Biller also discussed the challenges a shelter would pose to the block, which already has an SRO building that was converted into permanent supportive housing for formerly homeless and/or mentally ill individuals, and an HPD shelter in an SRO next door to The Alexander, for people displaced from their homes by fires and other catastrophes.
At the core of Biller’s arguments is the question of “equity.”
“This crazy back-room deal was created to open a shelter on a block that already does its fair share,” he said.
Rosenthal sent a statement to West Side Rag, noting that the new shelter will mean no net increase in shelter residents. And she disputed the notion that the block cannot handle the shelter. “There are NO other shelters on this block of W. 94th and the Red Cross does NOT have any emergency beds in any of the buildings on this block,” she said. “This block does have a building which provides permanent, supportive housing called Rustin House. Supportive housing is NOT a homeless shelter.

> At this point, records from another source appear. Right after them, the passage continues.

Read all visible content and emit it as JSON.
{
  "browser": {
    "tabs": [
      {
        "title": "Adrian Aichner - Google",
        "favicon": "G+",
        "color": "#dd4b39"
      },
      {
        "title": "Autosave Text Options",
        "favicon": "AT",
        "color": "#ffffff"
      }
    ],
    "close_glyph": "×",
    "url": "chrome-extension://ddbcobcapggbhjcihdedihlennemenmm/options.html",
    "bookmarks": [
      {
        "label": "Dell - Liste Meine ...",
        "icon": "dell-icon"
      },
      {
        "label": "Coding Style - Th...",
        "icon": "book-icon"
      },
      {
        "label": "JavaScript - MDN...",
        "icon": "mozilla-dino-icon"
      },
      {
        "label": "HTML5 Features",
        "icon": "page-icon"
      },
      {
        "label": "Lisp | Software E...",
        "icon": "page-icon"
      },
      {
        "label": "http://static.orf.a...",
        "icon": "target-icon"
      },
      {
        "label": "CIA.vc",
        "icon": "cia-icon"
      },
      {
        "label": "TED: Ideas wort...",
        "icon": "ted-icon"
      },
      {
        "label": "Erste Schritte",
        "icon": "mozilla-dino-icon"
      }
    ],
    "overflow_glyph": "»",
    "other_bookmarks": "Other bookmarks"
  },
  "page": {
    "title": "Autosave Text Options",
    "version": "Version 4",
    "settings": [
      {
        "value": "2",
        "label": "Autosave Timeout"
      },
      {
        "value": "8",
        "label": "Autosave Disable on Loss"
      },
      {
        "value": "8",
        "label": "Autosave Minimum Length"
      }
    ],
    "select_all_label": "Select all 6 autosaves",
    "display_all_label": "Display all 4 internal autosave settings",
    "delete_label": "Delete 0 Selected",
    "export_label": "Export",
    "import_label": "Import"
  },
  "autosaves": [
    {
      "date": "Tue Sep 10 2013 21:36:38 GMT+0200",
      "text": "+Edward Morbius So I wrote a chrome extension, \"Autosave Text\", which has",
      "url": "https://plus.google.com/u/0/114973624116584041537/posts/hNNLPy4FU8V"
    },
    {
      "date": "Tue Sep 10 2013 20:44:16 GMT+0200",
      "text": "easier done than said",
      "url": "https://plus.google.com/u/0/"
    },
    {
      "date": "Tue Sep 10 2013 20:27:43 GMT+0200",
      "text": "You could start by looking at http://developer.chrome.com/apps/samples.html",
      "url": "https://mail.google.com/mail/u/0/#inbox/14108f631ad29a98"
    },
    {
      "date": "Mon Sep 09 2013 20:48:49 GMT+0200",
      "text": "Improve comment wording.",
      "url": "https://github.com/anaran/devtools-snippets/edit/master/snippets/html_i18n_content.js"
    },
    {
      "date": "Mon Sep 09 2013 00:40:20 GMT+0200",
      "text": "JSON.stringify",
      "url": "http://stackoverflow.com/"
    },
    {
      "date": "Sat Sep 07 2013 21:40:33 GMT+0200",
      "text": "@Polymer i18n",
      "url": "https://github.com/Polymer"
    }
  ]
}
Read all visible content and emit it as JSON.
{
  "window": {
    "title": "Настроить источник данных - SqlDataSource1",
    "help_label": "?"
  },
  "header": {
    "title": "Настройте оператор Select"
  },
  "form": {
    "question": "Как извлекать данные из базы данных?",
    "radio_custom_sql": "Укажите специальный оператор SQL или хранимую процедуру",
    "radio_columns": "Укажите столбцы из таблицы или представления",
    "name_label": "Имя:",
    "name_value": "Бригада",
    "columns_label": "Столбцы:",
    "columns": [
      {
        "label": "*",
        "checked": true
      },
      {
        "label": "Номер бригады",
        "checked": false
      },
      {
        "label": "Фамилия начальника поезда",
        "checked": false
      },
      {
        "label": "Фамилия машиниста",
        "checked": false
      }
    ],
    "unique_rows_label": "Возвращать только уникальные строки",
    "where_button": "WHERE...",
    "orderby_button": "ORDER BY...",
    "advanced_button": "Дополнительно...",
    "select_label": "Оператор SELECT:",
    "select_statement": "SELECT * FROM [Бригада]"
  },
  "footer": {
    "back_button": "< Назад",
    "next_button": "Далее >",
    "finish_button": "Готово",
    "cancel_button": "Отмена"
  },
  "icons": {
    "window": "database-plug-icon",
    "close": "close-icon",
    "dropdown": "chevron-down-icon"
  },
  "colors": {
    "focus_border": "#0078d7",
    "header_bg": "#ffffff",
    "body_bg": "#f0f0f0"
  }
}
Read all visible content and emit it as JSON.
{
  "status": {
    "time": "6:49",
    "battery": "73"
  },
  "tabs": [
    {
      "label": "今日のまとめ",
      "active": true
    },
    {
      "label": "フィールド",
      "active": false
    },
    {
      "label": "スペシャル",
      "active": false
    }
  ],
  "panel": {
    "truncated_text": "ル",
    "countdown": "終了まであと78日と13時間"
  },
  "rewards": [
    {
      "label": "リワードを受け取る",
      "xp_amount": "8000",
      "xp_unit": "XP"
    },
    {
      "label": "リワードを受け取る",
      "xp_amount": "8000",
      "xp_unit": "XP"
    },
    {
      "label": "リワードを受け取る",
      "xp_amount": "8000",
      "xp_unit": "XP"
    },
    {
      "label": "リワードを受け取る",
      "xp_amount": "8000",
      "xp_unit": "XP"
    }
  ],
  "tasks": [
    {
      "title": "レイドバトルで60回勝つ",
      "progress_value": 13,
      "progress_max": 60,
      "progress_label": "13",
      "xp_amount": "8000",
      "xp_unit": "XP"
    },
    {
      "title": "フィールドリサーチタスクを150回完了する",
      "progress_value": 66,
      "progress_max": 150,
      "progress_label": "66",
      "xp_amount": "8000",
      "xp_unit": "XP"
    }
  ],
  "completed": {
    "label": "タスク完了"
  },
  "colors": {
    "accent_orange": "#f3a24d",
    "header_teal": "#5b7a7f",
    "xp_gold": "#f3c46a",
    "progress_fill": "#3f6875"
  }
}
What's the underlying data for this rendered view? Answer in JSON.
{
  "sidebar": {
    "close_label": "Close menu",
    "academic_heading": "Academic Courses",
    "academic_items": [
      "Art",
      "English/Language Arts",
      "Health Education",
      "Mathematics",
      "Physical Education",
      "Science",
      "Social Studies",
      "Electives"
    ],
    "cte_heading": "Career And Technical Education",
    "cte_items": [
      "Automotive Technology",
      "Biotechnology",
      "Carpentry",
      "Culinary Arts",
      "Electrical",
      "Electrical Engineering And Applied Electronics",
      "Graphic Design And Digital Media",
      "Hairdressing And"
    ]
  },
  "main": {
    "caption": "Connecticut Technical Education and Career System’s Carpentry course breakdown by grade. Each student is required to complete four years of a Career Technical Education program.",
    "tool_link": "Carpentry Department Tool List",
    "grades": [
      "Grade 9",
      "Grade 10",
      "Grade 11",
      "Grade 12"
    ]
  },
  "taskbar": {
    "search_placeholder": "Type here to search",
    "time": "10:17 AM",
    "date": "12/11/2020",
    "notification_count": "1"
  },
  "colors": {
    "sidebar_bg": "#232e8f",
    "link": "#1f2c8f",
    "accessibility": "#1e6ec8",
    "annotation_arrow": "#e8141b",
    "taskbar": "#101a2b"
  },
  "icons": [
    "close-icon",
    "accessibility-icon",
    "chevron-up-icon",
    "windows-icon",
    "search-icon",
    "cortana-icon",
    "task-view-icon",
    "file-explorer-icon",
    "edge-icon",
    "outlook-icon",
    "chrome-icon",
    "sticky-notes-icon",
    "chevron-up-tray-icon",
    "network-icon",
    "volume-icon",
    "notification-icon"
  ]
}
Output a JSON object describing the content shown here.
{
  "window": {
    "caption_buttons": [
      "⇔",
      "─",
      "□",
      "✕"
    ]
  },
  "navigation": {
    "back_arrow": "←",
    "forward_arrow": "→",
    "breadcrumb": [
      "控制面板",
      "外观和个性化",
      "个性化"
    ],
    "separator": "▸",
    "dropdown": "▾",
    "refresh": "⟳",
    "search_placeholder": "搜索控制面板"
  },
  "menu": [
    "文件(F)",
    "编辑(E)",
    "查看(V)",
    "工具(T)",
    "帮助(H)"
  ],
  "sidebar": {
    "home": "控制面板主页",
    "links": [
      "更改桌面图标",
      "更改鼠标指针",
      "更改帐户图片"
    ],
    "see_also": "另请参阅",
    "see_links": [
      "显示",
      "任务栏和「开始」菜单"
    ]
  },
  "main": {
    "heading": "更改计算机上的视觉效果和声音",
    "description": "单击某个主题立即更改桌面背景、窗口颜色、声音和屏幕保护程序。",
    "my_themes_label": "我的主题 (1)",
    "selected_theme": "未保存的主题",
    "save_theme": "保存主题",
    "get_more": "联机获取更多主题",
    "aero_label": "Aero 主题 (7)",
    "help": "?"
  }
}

Supportive housing is permanent, affordable housing which offers a range of in-house services for residents.”
In the statement, Rosenthal also explained why she thinks the new location and operator can help solve some of the problems with the current shelter.
Freedom House on W. 95th Street was poorly run – it did not serve shelter residents well, and was detrimental to the overall block.
Issues of concern consistently brought up at the Freedom House Community Advisory Board (CAB) meetings:
1.) Security issues which impacted the entire block;
2.) A lack of transparency between shelter management and residents, as well as between the shelter and the community;
3.) Complete lack of services for homeless residents to address their needs;
4.) No indoor space for programming or resident socializing, which forced residents to socialize outside.
The shelter at 300 W. 94th will address these 4 main issues heard from the community with:
1.) A new operator that has a proven track record of providing more accountability and more successful outcomes for its residents;
2.) Indoor community space for socializing, and indoor space for social services, job assistance, and other programming;
3.) Social services and other types of programming provided on-site by the new operator;
4.) In-house security, provided by the new operator, to immediately address issues inside and outside of the building.
There has been no discussion about placing another homeless shelter at the W. 95th Street building. I support returning the current Freedom House building back to permanent affordable housing.